== DATASET EXTRACT

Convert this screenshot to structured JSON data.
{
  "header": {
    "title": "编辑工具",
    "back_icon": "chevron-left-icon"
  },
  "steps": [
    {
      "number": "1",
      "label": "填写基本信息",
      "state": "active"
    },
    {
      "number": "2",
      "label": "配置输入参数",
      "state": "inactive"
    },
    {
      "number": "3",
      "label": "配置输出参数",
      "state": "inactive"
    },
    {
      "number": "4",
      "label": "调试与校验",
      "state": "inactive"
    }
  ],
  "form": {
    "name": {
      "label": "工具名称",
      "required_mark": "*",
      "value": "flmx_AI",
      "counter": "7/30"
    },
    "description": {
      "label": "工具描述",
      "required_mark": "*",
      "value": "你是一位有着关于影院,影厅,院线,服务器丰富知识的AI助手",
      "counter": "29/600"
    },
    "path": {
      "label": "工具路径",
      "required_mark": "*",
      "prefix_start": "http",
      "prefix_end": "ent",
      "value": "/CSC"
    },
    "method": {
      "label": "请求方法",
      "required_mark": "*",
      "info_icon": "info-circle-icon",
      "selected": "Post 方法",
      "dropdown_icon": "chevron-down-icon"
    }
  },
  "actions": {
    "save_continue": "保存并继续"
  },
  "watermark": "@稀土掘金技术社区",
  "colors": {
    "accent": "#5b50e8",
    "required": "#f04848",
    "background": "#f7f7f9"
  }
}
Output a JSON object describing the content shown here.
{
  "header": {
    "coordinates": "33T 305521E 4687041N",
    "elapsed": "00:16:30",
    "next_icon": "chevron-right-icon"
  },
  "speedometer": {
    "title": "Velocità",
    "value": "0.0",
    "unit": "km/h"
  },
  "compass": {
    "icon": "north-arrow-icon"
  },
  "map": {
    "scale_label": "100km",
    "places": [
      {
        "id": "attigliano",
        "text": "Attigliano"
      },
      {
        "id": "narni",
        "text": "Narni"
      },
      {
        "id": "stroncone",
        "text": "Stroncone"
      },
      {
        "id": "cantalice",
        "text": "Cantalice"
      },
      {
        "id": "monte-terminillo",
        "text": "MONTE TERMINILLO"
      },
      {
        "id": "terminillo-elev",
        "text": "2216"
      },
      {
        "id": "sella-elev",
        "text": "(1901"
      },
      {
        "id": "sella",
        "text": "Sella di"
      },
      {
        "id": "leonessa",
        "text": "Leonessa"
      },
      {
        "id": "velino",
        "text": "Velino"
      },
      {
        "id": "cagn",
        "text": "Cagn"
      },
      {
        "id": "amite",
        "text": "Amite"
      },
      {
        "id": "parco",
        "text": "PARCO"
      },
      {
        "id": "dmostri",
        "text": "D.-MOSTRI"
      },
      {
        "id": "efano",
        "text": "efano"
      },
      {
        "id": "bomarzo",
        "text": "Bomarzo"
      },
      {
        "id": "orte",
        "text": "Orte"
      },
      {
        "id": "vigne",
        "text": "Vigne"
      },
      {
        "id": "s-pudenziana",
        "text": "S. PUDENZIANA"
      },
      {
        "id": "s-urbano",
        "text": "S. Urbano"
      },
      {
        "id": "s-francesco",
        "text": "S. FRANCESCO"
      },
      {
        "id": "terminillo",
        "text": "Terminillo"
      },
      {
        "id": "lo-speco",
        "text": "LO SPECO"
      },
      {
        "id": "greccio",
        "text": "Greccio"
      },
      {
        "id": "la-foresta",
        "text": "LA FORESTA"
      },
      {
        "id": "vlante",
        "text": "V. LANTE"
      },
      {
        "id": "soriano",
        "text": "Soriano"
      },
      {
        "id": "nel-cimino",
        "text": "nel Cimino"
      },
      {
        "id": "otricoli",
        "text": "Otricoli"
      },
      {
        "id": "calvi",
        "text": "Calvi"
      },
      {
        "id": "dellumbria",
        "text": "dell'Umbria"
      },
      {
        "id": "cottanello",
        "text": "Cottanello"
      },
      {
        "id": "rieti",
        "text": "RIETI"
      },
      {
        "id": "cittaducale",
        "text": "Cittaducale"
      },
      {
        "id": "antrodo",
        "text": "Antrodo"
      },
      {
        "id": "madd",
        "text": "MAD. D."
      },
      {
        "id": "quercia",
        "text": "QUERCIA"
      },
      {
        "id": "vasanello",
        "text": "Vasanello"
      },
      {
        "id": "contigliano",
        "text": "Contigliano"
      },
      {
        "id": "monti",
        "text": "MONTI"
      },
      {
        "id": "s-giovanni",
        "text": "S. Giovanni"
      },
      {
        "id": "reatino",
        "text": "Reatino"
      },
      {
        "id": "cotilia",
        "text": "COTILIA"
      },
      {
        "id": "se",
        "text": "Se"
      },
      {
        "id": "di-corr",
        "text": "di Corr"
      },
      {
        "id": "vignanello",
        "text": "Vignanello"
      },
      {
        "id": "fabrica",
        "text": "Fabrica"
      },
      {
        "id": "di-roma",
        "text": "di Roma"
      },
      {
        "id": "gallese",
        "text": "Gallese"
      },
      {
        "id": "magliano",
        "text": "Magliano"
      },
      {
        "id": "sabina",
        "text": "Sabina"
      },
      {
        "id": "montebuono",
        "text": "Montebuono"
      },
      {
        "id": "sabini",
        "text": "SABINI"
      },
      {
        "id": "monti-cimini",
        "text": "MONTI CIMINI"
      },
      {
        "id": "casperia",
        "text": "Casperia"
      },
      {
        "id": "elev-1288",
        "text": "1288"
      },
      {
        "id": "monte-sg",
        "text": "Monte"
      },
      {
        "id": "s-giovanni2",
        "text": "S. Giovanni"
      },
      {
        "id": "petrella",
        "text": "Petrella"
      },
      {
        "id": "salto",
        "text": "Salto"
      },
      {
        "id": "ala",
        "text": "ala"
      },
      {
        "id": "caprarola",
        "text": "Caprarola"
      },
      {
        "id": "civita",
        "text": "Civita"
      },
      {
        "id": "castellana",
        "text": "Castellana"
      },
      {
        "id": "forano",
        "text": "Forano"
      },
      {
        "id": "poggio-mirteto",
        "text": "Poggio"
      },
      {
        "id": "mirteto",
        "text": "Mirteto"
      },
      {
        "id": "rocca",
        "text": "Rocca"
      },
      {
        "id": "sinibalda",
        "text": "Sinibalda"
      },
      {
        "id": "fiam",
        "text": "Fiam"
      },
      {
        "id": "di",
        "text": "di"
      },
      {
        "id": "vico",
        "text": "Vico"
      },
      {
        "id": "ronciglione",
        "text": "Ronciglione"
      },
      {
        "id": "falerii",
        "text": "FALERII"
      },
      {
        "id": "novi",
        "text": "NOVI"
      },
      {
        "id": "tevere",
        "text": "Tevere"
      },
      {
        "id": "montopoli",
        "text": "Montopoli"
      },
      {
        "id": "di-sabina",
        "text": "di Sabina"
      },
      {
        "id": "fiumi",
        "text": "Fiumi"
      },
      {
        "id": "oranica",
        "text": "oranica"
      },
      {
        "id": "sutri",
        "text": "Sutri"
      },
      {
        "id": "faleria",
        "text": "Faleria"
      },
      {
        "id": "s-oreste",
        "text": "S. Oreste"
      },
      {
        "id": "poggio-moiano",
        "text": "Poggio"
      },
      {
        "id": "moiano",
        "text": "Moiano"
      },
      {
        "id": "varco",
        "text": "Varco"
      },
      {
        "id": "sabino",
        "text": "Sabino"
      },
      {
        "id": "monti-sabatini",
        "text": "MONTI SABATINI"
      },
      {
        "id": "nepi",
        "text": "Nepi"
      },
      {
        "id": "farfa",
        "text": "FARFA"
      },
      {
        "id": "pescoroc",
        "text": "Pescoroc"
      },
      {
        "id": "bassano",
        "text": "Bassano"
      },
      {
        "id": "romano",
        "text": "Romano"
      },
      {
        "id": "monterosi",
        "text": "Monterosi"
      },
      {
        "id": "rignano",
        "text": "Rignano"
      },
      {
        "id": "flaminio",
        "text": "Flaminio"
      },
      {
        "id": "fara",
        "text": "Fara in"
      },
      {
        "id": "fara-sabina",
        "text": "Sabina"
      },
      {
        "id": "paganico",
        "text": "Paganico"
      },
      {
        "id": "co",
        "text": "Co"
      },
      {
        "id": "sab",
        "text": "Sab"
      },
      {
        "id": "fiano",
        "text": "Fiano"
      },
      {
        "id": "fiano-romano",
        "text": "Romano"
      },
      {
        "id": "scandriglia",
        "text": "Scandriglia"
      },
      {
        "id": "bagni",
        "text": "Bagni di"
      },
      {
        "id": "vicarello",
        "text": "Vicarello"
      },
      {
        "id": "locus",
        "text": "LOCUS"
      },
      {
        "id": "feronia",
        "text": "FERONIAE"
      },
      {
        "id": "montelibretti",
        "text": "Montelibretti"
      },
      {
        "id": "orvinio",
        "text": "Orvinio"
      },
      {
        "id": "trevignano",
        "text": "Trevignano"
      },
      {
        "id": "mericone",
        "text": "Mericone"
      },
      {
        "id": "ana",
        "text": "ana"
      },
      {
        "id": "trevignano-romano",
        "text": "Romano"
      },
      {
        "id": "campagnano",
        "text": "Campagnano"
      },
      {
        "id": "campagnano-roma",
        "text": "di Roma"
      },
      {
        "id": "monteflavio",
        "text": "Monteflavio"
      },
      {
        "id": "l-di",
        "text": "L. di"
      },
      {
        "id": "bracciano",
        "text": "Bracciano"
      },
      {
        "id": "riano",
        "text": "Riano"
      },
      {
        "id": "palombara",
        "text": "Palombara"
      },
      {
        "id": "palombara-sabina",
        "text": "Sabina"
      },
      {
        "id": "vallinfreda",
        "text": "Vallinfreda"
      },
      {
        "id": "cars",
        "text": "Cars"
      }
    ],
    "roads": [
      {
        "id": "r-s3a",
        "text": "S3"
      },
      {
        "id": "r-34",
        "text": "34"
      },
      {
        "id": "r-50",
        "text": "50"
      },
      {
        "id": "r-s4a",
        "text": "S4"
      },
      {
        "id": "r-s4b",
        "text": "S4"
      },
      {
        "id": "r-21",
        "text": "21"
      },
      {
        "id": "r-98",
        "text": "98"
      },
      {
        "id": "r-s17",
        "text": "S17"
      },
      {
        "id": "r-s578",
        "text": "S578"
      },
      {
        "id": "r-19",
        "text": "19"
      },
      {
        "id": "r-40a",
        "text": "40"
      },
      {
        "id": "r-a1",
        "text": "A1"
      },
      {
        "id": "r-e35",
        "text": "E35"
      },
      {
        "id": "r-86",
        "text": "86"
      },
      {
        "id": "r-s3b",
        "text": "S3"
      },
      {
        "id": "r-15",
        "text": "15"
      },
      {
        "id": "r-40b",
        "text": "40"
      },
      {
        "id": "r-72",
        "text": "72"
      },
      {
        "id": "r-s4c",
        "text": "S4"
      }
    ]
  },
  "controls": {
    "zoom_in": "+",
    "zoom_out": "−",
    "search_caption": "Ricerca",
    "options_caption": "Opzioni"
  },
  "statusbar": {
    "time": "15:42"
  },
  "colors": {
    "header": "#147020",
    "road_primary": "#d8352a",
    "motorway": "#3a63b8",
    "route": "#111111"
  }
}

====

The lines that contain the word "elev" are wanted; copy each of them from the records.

        "id": "terminillo-elev",
        "id": "sella-elev",
        "id": "elev-1288",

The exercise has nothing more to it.